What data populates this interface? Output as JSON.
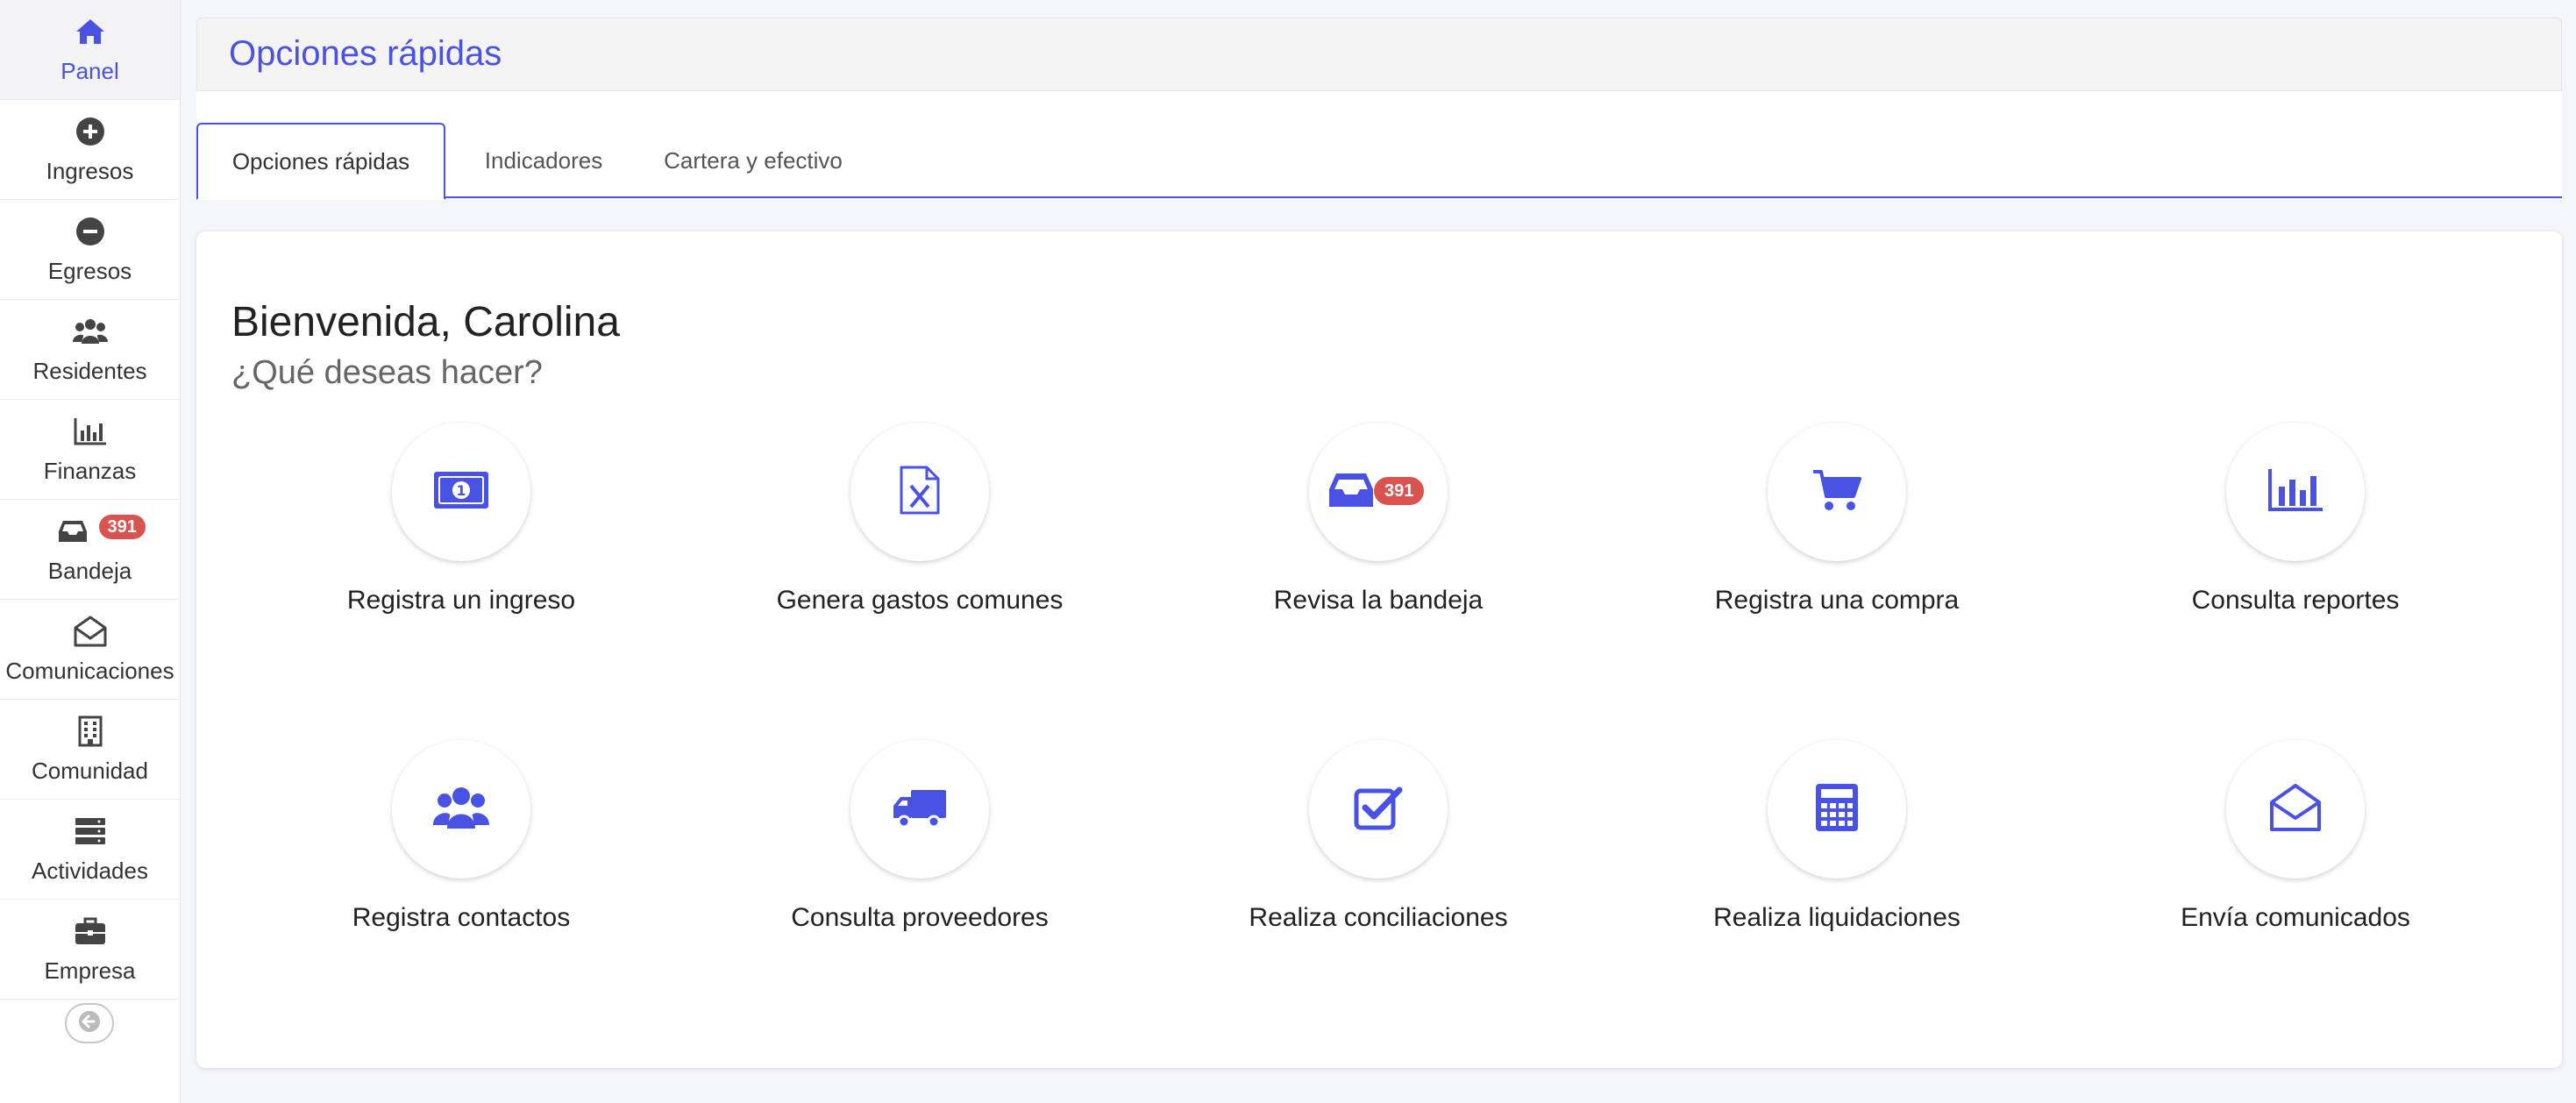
{
  "sidebar": {
    "items": [
      {
        "label": "Panel",
        "icon": "home-icon"
      },
      {
        "label": "Ingresos",
        "icon": "plus-circle-icon"
      },
      {
        "label": "Egresos",
        "icon": "minus-circle-icon"
      },
      {
        "label": "Residentes",
        "icon": "users-icon"
      },
      {
        "label": "Finanzas",
        "icon": "bar-chart-icon"
      },
      {
        "label": "Bandeja",
        "icon": "inbox-icon",
        "badge": "391"
      },
      {
        "label": "Comunicaciones",
        "icon": "envelope-open-icon"
      },
      {
        "label": "Comunidad",
        "icon": "building-icon"
      },
      {
        "label": "Actividades",
        "icon": "server-icon"
      },
      {
        "label": "Empresa",
        "icon": "briefcase-icon"
      }
    ],
    "collapse_icon": "arrow-left-icon"
  },
  "header": {
    "title": "Opciones rápidas"
  },
  "tabs": [
    {
      "label": "Opciones rápidas",
      "active": true
    },
    {
      "label": "Indicadores"
    },
    {
      "label": "Cartera y efectivo"
    }
  ],
  "main": {
    "welcome": "Bienvenida, Carolina",
    "question": "¿Qué deseas hacer?",
    "actions": [
      {
        "label": "Registra un ingreso",
        "icon": "money-bill-icon"
      },
      {
        "label": "Genera gastos comunes",
        "icon": "excel-file-icon"
      },
      {
        "label": "Revisa la bandeja",
        "icon": "inbox-icon",
        "badge": "391"
      },
      {
        "label": "Registra una compra",
        "icon": "shopping-cart-icon"
      },
      {
        "label": "Consulta reportes",
        "icon": "bar-chart-icon"
      },
      {
        "label": "Registra contactos",
        "icon": "users-icon"
      },
      {
        "label": "Consulta proveedores",
        "icon": "truck-icon"
      },
      {
        "label": "Realiza conciliaciones",
        "icon": "check-square-icon"
      },
      {
        "label": "Realiza liquidaciones",
        "icon": "calculator-icon"
      },
      {
        "label": "Envía comunicados",
        "icon": "envelope-open-icon"
      }
    ]
  },
  "colors": {
    "accent": "#4a52e4",
    "badge": "#d9534f",
    "sidebar_icon": "#444444"
  }
}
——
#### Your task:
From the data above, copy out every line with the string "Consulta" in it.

#### Task result:
        "label": "Consulta reportes",
        "label": "Consulta proveedores",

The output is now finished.